Polar opposites, just like Pancho and Lefty. Townes made the song so depressing, it was the perfect song for those days that you want to just curl up in a ball and wonder what direction you’re going in your life, sort of like a Pancho. Pancho was on the run, his only future was being chased, that was life, but that was the life he chose. Townes version of it made it seem like life was doom and gloom, life is all about he decisions that you make. Townes wrote the damn song, and he decided that it was a sad song. Of course it had dying, cheap hotels, and federales, how could you make a pop song of that. I honestly think if Townes was still around he would turn in his grave at the remake of his song that Merle did.
After listening to the Merle version, then the Townes version again, I realized that life is just a dichotomous key. The upbeat demeanor of the song made it seem like, well, everything was going to me okay. Merle belted out the part of Pancho falling, Cleveland being cold, and the begging of prayers, and it was almost a encouragement to pump your fist in the air and say “I’m a freaking Lefty”. Merle made it seem glamorous to be either party involved. After looking down at my hands after hearing that version of the song, I realized these hands don’t have to be the Townes version of Pancho and Lefty, they could be the Merle version.
Of course, I go on musical tangents and kept ping ponging back and forth from Merle and Townes, and there were so many parallels, I had to remind myself of who I was listening to. “Dead Flowers”, one of my absolute favorite songs (although it’s about drugs), was an echo to the song “A Place to Fall Apart”. The song “Cocaine Blues” with Townes was a weird parallel to “I Think I’ll Just Stay Here and Drink”. The apex to this musical memory match was “Waiting Around To Die” and “Mama Tried”.

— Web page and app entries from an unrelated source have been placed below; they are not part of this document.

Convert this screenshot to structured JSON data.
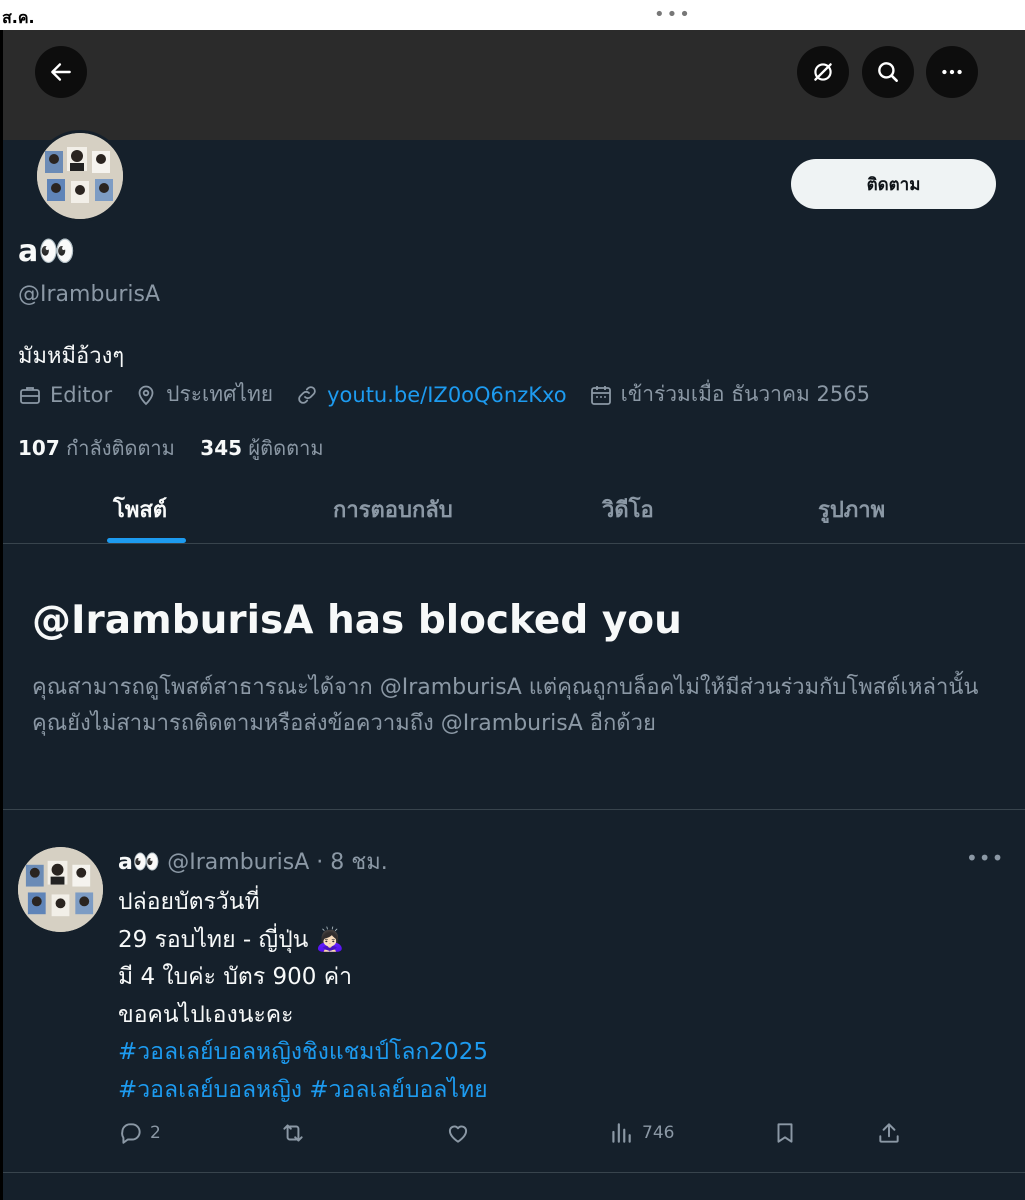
{
  "status_bar": {
    "time": "ส.ค.",
    "dots": "•••"
  },
  "header": {
    "back_icon": "arrow-left-icon",
    "grok_icon": "grok-slash-icon",
    "search_icon": "search-icon",
    "more_icon": "more-dots-icon"
  },
  "profile": {
    "follow_label": "ติดตาม",
    "display_name": "a👀",
    "handle": "@IramburisA",
    "bio": "มัมหมีอ้วงๆ",
    "job": "Editor",
    "location": "ประเทศไทย",
    "link": "youtu.be/IZ0oQ6nzKxo",
    "joined": "เข้าร่วมเมื่อ ธันวาคม 2565",
    "following_count": "107",
    "following_label": "กำลังติดตาม",
    "followers_count": "345",
    "followers_label": "ผู้ติดตาม"
  },
  "tabs": [
    {
      "label": "โพสต์",
      "active": true
    },
    {
      "label": "การตอบกลับ",
      "active": false
    },
    {
      "label": "วิดีโอ",
      "active": false
    },
    {
      "label": "รูปภาพ",
      "active": false
    }
  ],
  "blocked": {
    "title": "@IramburisA has blocked you",
    "description": "คุณสามารถดูโพสต์สาธารณะได้จาก @IramburisA แต่คุณถูกบล็อคไม่ให้มีส่วนร่วมกับโพสต์เหล่านั้น คุณยังไม่สามารถติดตามหรือส่งข้อความถึง @IramburisA อีกด้วย"
  },
  "tweet": {
    "name": "a👀",
    "handle": "@IramburisA",
    "time": "· 8 ชม.",
    "lines": [
      "ปล่อยบัตรวันที่",
      "29 รอบไทย - ญี่ปุ่น 🙇🏻‍♀️",
      "มี 4  ใบค่ะ บัตร 900 ค่า",
      "ขอคนไปเองนะคะ"
    ],
    "hashtags_line1": "#วอลเลย์บอลหญิงชิงแชมป์โลก2025",
    "hashtags_line2a": "#วอลเลย์บอลหญิง",
    "hashtags_line2b": "#วอลเลย์บอลไทย",
    "reply_count": "2",
    "views": "746"
  }
}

If you’re not a music snob like me, this might be in over your head, but really, every single one of these songs are ones to really look into. Every song reminds you that there really is a Pancho and Lefty. The songs have very similar subjects, but one encourages hope, the other promotes giving up on life. However, one thing that Townes had over Merle was “White Freightliner Blues”, a ballad of keeping on keeping on (think Mr. Natural here). With the lyrics of “bad news from Houston, half my friends are dying”, the next verse didn’t mention going to join them, it proclaimed, in so many words at least, that he was going to keep on. He wasn’t going to quit, he was gonna keep rambling.
I mourn the passing of Merle, and for me to try to compare him to perhaps one of the best (albeit whiny at times) songwriters of all time, is wrong. Merle was a spectacular talent, and I really have a vision of them jammin’ in the big truck stop in the sky. What I did get, was a sense of optimism. I can be a Pancho (of the Townes sort) or a Lefty (of the Merle sort).
Life is in my power, I can sing a sad tune, or I can throw a catchy beat in the background and keep my chin up. Until I take a bow, and say goodnight, like these two remarkable talents.
The point fingers in the air and do a little dance version:
The place hand on your chin in a cupping manner and wonder what life is all about version: